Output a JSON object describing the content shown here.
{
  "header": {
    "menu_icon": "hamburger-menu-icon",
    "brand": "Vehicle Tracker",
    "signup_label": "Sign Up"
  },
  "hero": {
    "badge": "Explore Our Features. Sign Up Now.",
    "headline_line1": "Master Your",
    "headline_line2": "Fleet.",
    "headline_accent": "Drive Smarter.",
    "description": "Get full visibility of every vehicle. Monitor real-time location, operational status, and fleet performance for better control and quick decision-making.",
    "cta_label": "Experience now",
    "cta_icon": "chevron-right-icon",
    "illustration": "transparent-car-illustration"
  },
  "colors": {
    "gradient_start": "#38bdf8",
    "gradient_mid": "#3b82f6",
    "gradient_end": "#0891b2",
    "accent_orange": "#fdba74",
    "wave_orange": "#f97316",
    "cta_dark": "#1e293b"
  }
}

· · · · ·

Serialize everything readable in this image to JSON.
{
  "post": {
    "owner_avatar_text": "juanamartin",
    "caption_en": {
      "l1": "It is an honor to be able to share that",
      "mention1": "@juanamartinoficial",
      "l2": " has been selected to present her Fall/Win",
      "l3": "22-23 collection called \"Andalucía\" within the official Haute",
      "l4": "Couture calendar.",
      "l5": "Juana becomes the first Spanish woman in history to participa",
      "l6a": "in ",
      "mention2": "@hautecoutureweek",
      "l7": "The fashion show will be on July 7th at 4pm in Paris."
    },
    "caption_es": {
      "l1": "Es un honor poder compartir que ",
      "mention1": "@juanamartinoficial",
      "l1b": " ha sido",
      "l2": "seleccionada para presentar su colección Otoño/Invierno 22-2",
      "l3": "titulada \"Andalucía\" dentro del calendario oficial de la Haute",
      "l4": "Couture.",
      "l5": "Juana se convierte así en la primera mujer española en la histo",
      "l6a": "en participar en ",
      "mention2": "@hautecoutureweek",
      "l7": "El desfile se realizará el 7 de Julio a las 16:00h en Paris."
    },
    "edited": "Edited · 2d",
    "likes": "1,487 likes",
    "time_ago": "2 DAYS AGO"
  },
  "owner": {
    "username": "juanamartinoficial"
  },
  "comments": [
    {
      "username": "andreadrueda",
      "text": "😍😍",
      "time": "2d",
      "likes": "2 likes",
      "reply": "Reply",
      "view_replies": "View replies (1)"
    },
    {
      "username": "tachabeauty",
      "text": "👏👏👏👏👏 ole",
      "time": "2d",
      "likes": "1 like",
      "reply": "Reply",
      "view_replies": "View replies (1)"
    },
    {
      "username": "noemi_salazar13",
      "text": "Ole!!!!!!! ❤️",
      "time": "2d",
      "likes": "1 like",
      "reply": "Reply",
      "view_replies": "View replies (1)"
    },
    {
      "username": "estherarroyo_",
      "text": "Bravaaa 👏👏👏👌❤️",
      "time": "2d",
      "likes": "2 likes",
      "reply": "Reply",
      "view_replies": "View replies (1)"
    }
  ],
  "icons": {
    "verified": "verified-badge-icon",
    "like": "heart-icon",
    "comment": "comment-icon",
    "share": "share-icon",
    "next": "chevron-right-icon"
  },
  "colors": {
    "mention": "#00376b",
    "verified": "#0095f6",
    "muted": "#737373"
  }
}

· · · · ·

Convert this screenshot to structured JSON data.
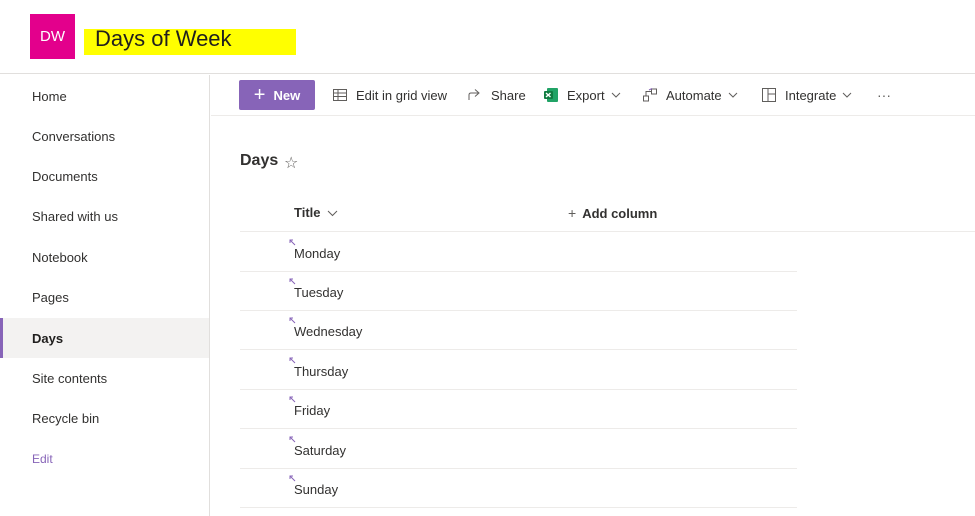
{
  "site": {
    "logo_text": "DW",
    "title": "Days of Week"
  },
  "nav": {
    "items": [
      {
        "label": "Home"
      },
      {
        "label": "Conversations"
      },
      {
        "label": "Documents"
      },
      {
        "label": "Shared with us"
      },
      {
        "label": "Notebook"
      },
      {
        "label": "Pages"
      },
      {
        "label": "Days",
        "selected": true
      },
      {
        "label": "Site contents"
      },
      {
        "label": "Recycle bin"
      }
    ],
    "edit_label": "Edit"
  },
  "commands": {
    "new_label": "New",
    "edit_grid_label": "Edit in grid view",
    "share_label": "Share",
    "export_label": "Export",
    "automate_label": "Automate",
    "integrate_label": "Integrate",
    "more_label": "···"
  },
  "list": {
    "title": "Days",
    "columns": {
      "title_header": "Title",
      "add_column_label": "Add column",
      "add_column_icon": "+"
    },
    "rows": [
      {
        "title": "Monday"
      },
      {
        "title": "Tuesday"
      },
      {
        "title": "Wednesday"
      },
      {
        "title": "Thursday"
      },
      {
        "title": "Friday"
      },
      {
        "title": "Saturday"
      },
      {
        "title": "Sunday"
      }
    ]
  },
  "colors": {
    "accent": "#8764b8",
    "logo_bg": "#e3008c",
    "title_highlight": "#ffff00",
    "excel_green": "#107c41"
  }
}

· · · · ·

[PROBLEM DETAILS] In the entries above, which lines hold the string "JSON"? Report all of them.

[SOLUTION TO THIS TASK]
Output a JSON object describing the content shown here.
Serialize everything readable in this image to JSON.
Convert this screenshot to structured JSON data.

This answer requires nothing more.